  • Flexible Use. Unsecured loans have fewer borrowing restrictions, and you can use them for various purposes.

 Cons of an unsecured loan are: 

  • Lower Borrowing Limits. Except for student loans, unsecured loans usually have lower borrowing limits.
  • Stricker Requirements. Lenders often impose higher credit score requirements due to increased risk.
  • Higher Interest Rates. Low credit scores will result in borrowers paying higher interest rates.

Unsecured vs. Secured Loans

Both secured and unsecured loans are available through credit unions and banks. The critical difference between secured vs. unsecured is whether you pledge collateral to get the loan. 
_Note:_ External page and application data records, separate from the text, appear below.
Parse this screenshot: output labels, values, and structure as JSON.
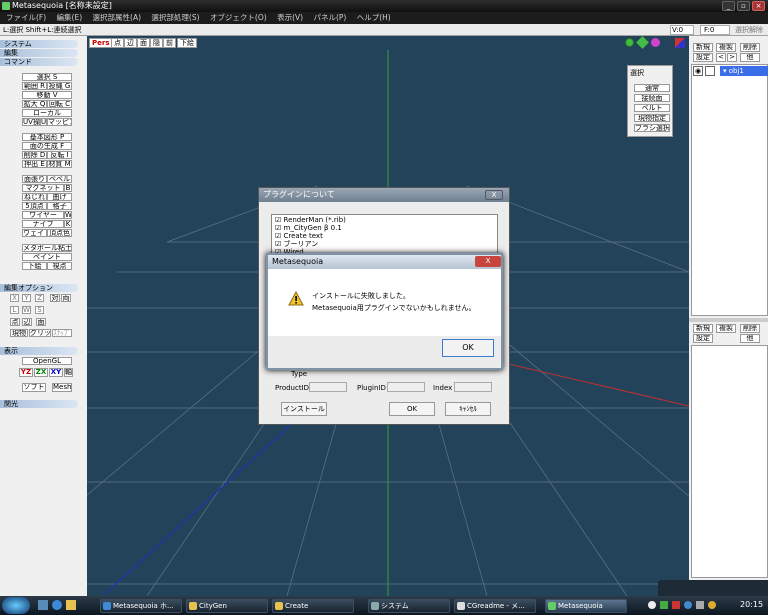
{
  "window": {
    "title": "Metasequoia [名称未設定]"
  },
  "menu": [
    "ファイル(F)",
    "編集(E)",
    "選択部属性(A)",
    "選択部処理(S)",
    "オブジェクト(O)",
    "表示(V)",
    "パネル(P)",
    "ヘルプ(H)"
  ],
  "status": {
    "hint": "L:選択  Shift+L:連続選択",
    "v": "V:0",
    "f": "F:0",
    "mode": "選択解除"
  },
  "left": {
    "sections": [
      "システム",
      "編集",
      "コマンド",
      "編集オプション",
      "表示",
      "関光"
    ],
    "cmd": [
      "選択 S",
      "範囲 R",
      "投縄 G",
      "移動 V",
      "拡大 Q",
      "回転 C",
      "ローカル",
      "UV操作",
      "U",
      "マッピング",
      "基本図形 P",
      "面の生成 F",
      "削除 D",
      "反転 I",
      "押出 E",
      "材質 M",
      "面張り",
      "ベベル",
      "マグネット",
      "B",
      "ねじれ",
      "曲げ",
      "5頂点",
      "格子",
      "ワイヤー",
      "W",
      "ナイフ",
      "K",
      "ウェイト",
      "頂点色",
      "メタボール粘土",
      "ペイント",
      "下絵",
      "視点"
    ],
    "opt": [
      "X",
      "Y",
      "Z",
      "対",
      "両",
      "L",
      "W",
      "S",
      "点",
      "辺",
      "面",
      "現物",
      "グリッド",
      "ｽﾅｯﾌﾟ"
    ],
    "disp": [
      "OpenGL",
      "YZ",
      "ZX",
      "XY",
      "軸",
      "ソフト",
      "Mesh"
    ]
  },
  "viewport": {
    "tools": [
      "Pers",
      "点",
      "辺",
      "面",
      "隠",
      "前",
      "下絵"
    ]
  },
  "select_panel": {
    "title": "選択",
    "items": [
      "通常",
      "接続面",
      "ベルト",
      "現物指定",
      "ブラシ選択"
    ]
  },
  "right": {
    "top_buttons": [
      "新規",
      "複製",
      "削除",
      "設定",
      "<",
      ">",
      "他"
    ],
    "object": "obj1",
    "bottom_buttons": [
      "新規",
      "複製",
      "削除",
      "設定",
      "他"
    ]
  },
  "plugin_dialog": {
    "title": "プラグインについて",
    "plugins": [
      "RenderMan (*.rib)",
      "m_CityGen β 0.1",
      "Create text",
      "ブーリアン",
      "Wired"
    ],
    "fields": [
      "Type",
      "ProductID",
      "PluginID",
      "Index"
    ],
    "install": "インストール",
    "ok": "OK",
    "cancel": "ｷｬﾝｾﾙ",
    "close": "X"
  },
  "alert": {
    "title": "Metasequoia",
    "line1": "インストールに失敗しました。",
    "line2": "Metasequoia用プラグインでないかもしれません。",
    "ok": "OK",
    "close": "X"
  },
  "taskbar": {
    "tasks": [
      "Metasequoia ホ...",
      "CityGen",
      "Create",
      "システム",
      "CGreadme - メ...",
      "Metasequoia"
    ],
    "clock": "20:15"
  },
  "colors": {
    "viewport": "#23435a",
    "grid": "#5f7585",
    "axis_x": "#c03030",
    "axis_y": "#2fa040",
    "axis_z": "#2030c0"
  }
}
An asset backs a secured loan or collateral loan. This loan type exists for various financing options, including mortgages, vehicle loans, home equity lines of credit, and certain personal loans. The lender puts a lien on collateral until you satisfy a debt. If you fail to pay your loan, the lender may seize the asset to recoup its losses.

Collateral-free loans still have risks. Defaulting on unsecured loans results in collection efforts, leading to adverse credit reporting and even legal action against the borrower by the lender. 
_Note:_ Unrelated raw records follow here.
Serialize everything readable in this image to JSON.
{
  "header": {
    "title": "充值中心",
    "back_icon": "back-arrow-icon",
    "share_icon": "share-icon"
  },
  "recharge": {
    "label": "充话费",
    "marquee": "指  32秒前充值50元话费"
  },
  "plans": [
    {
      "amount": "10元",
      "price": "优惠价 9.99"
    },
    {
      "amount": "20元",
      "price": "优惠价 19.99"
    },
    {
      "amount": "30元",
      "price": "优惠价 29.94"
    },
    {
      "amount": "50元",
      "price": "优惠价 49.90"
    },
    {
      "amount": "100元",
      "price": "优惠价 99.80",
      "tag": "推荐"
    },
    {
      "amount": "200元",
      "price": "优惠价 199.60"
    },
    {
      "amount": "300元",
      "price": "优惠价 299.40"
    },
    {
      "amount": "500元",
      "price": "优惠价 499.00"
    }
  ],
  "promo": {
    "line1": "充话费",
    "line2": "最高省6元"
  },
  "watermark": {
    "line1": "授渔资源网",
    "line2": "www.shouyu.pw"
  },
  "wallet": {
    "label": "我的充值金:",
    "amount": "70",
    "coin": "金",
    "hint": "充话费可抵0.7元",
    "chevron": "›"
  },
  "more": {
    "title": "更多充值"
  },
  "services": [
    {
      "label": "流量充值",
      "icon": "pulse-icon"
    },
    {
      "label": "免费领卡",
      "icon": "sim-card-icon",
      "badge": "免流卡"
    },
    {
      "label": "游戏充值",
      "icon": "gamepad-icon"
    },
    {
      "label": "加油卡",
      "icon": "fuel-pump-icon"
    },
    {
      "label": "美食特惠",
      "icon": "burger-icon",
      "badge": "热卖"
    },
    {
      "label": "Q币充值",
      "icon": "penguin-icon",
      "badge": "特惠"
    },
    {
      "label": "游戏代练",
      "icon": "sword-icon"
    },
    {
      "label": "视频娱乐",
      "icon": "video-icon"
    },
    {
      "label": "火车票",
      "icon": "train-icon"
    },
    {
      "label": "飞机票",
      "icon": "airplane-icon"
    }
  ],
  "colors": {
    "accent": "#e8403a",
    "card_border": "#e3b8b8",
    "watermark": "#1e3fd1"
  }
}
To offset the risk, interest rates and terms for unsecured loans are typically less favorable than secured loans. Lenders know recouping their money can be time consuming and difficult. To limit their risk, lenders often require a higher credit score to qualify. 

Qualifying for an Unsecured Loan

The application process for an unsecured loan is straightforward. Lenders want to ensure you can repay the loan. They want to measure the risk they’re taking by evaluating your creditworthiness. 

To evaluate risk, the lender will look at your:

  • Credit Score. Your credit score, usage, and history are the largest determining factors during the unsecured loan approval process. Lenders want to see how you’ve managed prior loans and credit cards. Many lenders require you to have at least two years of credit history. They’ll look for a history of on-time payments, low credit card balances, and a mix of types of accounts. They’ll also check your credit score. Lenders will look for a score between at least 610 and 640 to qualify. They’ll want a score of at least 720 to receive the most competitive rates. 
  • Income. The lender wants to ensure you can repay the loan. They’ll want proof of stable, sufficient income, such as a current pay stub. 
  • Debt-to-Income Ratio. Your debt-to-income ratio evaluates how burdened you already are with debt. Lenders consider your debt-to-income ratio when reviewing your application. The lower the ratio, the better. Every lender will have a different requirement, but ideally, they want a debt-to-income ratio of 36% or less to qualify for an unsecured loan. 

Getting an Unsecured Loan from FFCU

It’s essential to consider the risks and rewards of any loan. Unsecured loans are an excellent financing option if you want to avoid offering up collateral but have good credit and reliable income. 

Before considering any loan, review the terms and interest rates carefully. You’ll want to consider your unique situation and ability to repay the loan. Contact us today to learn more about Focus Federal Credit Union’s unsecured loan options and rates.